One weekend just before Christmas, although his cancer level was down, Himself developed a lung infection and, coupled with terrible side effects from the cancer drugs, was in agony and unable to move from the sofa. That same week, Mollie had had her dew claws removed and the two invalids sat side by side on the sofa, watching mindless television together, transmitting wordless comfort.
Having helped him through the blackest days of December, when her stitches had healed, Mollie helped me to cope by coming on long walks. Outside I could breathe non-cancerous air and the everyday panics dissipated as she bounded across fields chasing a bird or splashed her way through streams trying to fish.
The prognosis for the cancer improved dramatically and we heaved a collective sigh of relief, but several months later, Himself was diagnosed with pulmonary fibrosis. Furtively I looked it up on the internet, and read, “this is a terminal lung disease.” You can imagine how I felt, that having cheated cancer, he was now going to die of a lung disease. And as he seemed to think it was a mild breathing problem, there was no way I could tell him how serious it was, so I sat on this new fear and tried not to let it grow.
Our friends and family have been wonderful, but the greatest tribute goes to Mollie. Thanks largely to her, we have survived. She is much loved by everyone she meets (except the cat), and has changed our lives by proving a wonderful companion.
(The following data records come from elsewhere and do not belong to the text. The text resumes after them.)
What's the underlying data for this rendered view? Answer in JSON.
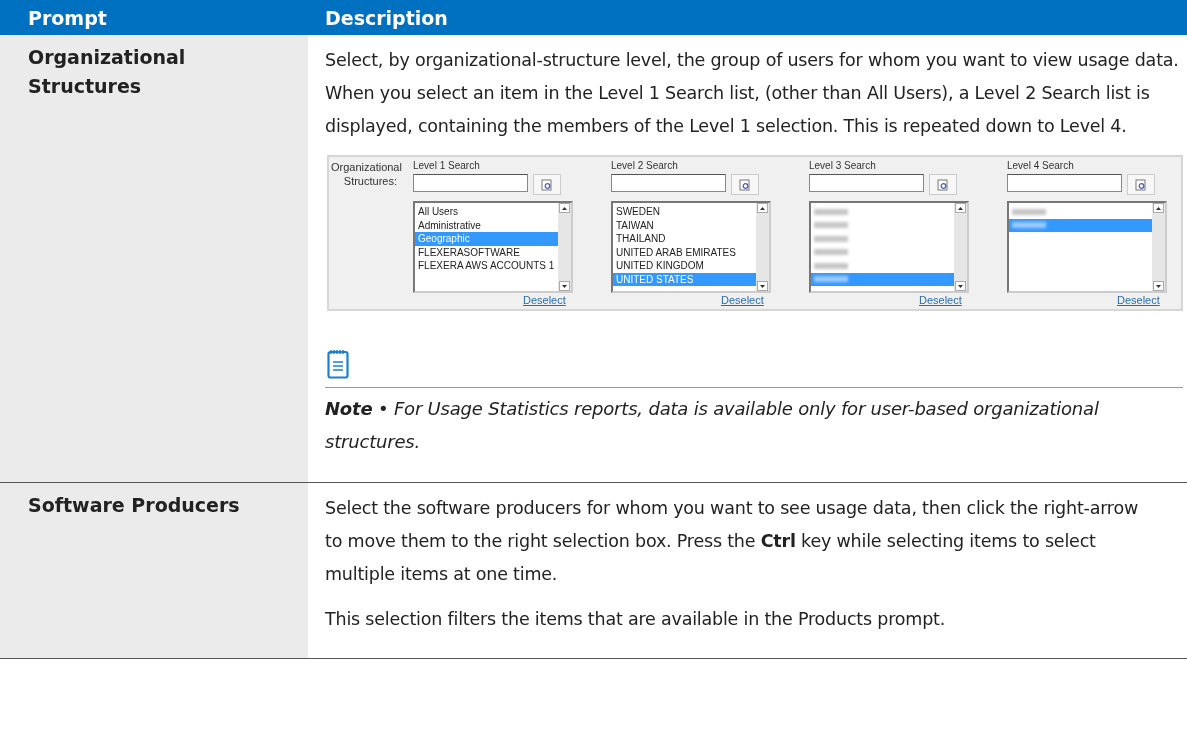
{
  "table": {
    "columns": [
      "Prompt",
      "Description"
    ],
    "rows": [
      {
        "prompt": "Organizational Structures",
        "paragraphs": [
          "Select, by organizational-structure level, the group of users for whom you want to view usage data. When you select an item in the Level 1 Search list, (other than All Users), a Level 2 Search list is displayed, containing the members of the Level 1 selection. This is repeated down to Level 4."
        ],
        "form": {
          "label": "Organizational Structures:",
          "levels": [
            {
              "title": "Level 1 Search",
              "link": "Deselect",
              "items": [
                {
                  "kind": "text",
                  "text": "All Users",
                  "selected": false
                },
                {
                  "kind": "text",
                  "text": "Administrative",
                  "selected": false
                },
                {
                  "kind": "text",
                  "text": "Geographic",
                  "selected": true
                },
                {
                  "kind": "text",
                  "text": "FLEXERASOFTWARE",
                  "selected": false
                },
                {
                  "kind": "text",
                  "text": "FLEXERA AWS ACCOUNTS 1",
                  "selected": false
                }
              ]
            },
            {
              "title": "Level 2 Search",
              "link": "Deselect",
              "items": [
                {
                  "kind": "text",
                  "text": "SWEDEN",
                  "selected": false
                },
                {
                  "kind": "text",
                  "text": "TAIWAN",
                  "selected": false
                },
                {
                  "kind": "text",
                  "text": "THAILAND",
                  "selected": false
                },
                {
                  "kind": "text",
                  "text": "UNITED ARAB EMIRATES",
                  "selected": false
                },
                {
                  "kind": "text",
                  "text": "UNITED KINGDOM",
                  "selected": false
                },
                {
                  "kind": "text",
                  "text": "UNITED STATES",
                  "selected": true
                }
              ]
            },
            {
              "title": "Level 3 Search",
              "link": "Deselect",
              "items": [
                {
                  "kind": "redacted",
                  "selected": false
                },
                {
                  "kind": "redacted",
                  "selected": false
                },
                {
                  "kind": "redacted",
                  "selected": false
                },
                {
                  "kind": "redacted",
                  "selected": false
                },
                {
                  "kind": "redacted",
                  "selected": false
                },
                {
                  "kind": "redacted",
                  "selected": true
                }
              ]
            },
            {
              "title": "Level 4 Search",
              "link": "Deselect",
              "items": [
                {
                  "kind": "redacted",
                  "selected": false
                },
                {
                  "kind": "redacted",
                  "selected": true
                }
              ]
            }
          ]
        },
        "note": "**Note** • For Usage Statistics reports, data is available only for user-based organizational structures."
      },
      {
        "prompt": "Software Producers",
        "paragraphs": [
          "Select the software producers for whom you want to see usage data, then click the right-arrow to move them to the right selection box. Press the **Ctrl** key while selecting items to select multiple items at one time.",
          "This selection filters the items that are available in the Products prompt."
        ]
      }
    ]
  }
}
A year on, the prostate cancer is now under control, the pulmonary fibrosis is has proved not to be lung scarring, and Himself has sold the business that was contributing to his depression. As a result of walking his hyperactive daughter twice a day, Himself has lost over two stone and is rightly proud of this achievement. He looks younger, his sense of humour has returned, and he strides along instead of shuffling like an old man.
He proudly shows off his wonderful daughter, chats to everyone and is now world expert on Jack Russells. The cat is not ecstatic, but has resigned himself to living with two scruffy, hyperactive women, and as long as he’s fussed over, he doesn’t complain too much.
As for me? I smile and thank my lucky stars that the gamble paid off. I not only have the best dog in the world, but a happy Himself to boot.
A shorter version published in Dogs Today, 2006